The Antonine Wall protected a narrow part of Scotland between the Firth of Forth and the Firth of Clyde, from the 140s to 160s AD. After the Emperor Hadrian built Hadrian’s Wall across what is now the border of England and Scotland, his successor Antoninus Pius decided to move 100 miles further north to gain a military and propaganda victory and add more land to the empire. The wall was built of turf on a stone foundation and stretched 39 miles, as opposed to the stone Hadrian’s Wall that ran 73 miles. Forts placed at regular intervals strengthened the both walls.
Now a new permanent exhibit at the Hunterian Museum in Glasgow brings together numerous artifacts from the wall to show what life was like for the soldiers living up there. Included are several elaborate sculptures commissions by Antoninus Pius to show off his great victory.
The Antonine Wall was only used from 142 to 162, and briefly again around 208. Later emperors decided it wasn’t worth the expense and effort and instead used Hadrian’s Wall as the northernmost boundary. Despite this short lifespan, several communities sprang up around it and there were at least two Roman baths. Excavations have yielded some interesting artifacts such as preserved sandals and a gravestone that shows someone from the Middle East lived there.

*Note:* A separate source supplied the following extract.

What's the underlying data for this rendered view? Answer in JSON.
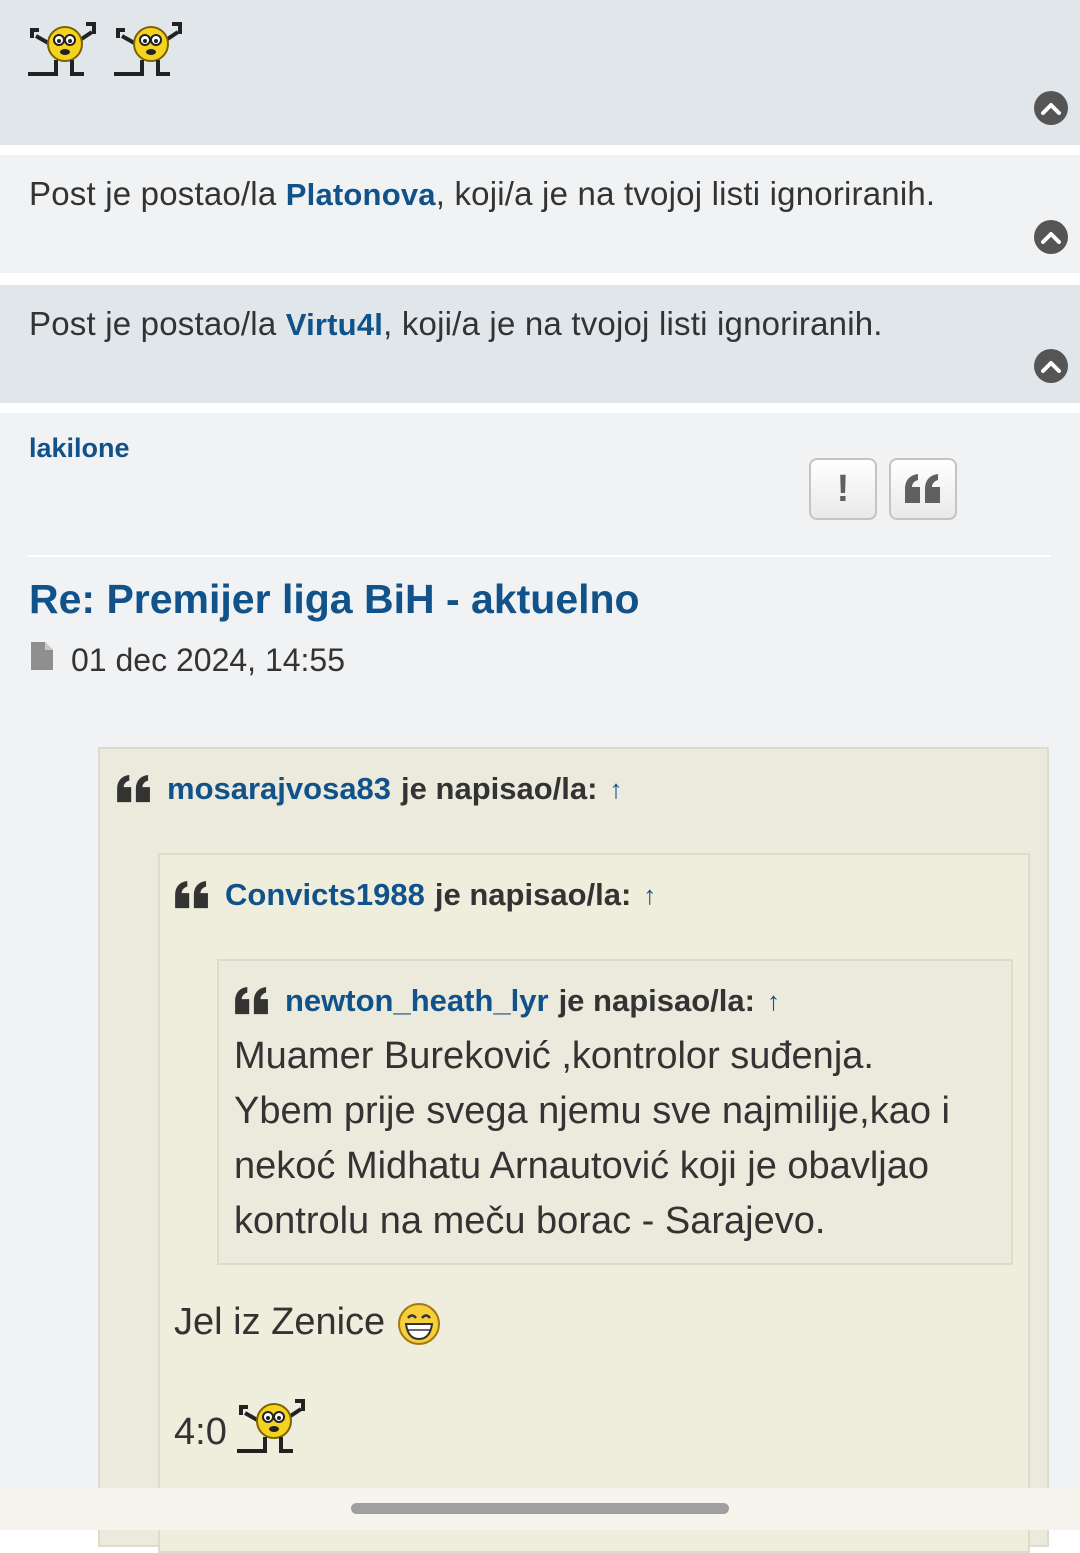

I’ve walked the length of Hadrian’s Wall along the Hadrian’s Wall Path and would love to do the same with the Antonine Wall, but sadly there is not yet a trail going along this important remnant of the glory of Rome.